▶ **Task details**
Find the lines below holding the word "zoom" and copy each of them.
(Beginning of Given information)
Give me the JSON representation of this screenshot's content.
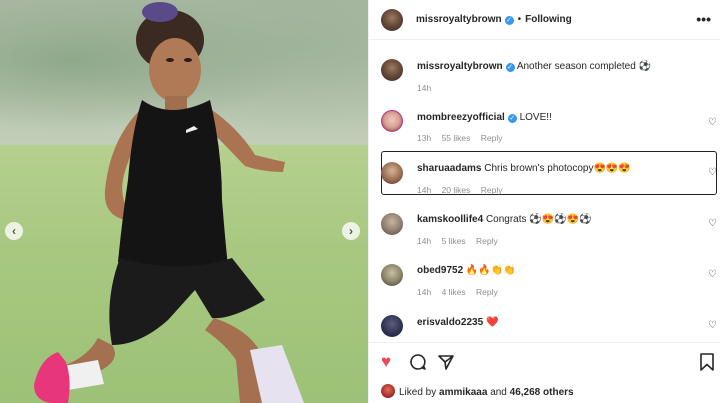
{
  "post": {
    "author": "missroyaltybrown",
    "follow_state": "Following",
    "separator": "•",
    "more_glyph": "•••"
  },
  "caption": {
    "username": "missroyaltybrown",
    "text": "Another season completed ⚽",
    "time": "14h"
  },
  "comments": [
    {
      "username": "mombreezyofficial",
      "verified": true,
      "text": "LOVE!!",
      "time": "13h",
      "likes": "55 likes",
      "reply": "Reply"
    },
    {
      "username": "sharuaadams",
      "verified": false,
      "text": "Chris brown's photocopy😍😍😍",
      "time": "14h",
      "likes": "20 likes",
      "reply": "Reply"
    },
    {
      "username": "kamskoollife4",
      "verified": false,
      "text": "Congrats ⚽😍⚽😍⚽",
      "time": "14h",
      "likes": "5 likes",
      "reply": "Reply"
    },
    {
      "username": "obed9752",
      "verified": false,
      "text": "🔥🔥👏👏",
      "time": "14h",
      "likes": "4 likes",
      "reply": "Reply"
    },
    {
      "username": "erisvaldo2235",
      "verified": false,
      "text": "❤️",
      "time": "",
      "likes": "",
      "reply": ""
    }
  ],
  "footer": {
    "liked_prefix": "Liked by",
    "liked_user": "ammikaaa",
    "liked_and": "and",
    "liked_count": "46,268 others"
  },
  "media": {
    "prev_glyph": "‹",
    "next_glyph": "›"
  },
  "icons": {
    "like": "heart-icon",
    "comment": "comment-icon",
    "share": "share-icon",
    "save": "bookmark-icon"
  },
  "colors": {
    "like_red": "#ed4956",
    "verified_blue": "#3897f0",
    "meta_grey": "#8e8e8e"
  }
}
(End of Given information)
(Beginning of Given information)
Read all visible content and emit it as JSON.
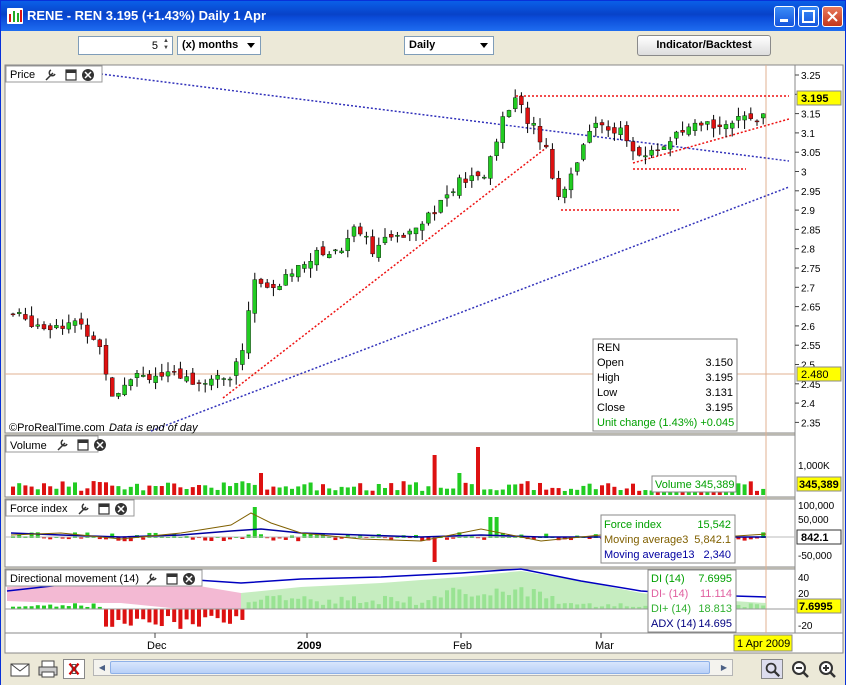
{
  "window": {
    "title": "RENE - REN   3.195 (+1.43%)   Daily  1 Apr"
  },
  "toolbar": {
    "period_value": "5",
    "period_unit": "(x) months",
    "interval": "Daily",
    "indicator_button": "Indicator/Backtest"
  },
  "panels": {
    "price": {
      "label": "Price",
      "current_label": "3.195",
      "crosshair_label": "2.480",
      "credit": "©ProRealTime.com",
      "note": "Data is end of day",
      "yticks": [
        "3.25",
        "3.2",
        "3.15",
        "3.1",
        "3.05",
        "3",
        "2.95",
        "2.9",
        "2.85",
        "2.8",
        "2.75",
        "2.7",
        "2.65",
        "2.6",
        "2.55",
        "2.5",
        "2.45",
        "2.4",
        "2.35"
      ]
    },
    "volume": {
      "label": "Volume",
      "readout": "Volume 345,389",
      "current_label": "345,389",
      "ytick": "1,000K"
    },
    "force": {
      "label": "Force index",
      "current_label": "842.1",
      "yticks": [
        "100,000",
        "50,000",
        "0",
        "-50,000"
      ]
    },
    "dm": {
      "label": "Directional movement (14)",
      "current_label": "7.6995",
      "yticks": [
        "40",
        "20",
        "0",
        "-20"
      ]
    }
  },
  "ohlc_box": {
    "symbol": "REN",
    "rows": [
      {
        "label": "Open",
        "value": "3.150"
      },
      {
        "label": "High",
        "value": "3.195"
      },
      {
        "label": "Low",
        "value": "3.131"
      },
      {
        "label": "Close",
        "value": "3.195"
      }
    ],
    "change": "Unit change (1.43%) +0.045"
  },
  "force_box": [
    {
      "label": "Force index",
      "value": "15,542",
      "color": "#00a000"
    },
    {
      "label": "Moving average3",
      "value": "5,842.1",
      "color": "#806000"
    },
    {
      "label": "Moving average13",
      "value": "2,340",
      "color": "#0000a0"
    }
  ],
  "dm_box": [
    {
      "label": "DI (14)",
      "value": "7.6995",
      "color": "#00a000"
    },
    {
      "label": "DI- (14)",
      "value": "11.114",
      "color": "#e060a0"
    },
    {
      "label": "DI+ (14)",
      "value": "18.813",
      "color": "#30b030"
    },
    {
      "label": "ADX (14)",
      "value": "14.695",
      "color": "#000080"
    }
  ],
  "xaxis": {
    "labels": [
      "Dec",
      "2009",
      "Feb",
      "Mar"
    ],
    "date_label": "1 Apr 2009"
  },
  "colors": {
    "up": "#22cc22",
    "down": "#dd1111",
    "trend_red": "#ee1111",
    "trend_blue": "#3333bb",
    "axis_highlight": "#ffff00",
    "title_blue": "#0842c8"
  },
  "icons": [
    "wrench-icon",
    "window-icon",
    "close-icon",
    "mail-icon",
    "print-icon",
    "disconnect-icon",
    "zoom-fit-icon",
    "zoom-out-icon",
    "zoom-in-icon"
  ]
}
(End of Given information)
▶ **Output**
    "zoom-fit-icon",
    "zoom-out-icon",
    "zoom-in-icon"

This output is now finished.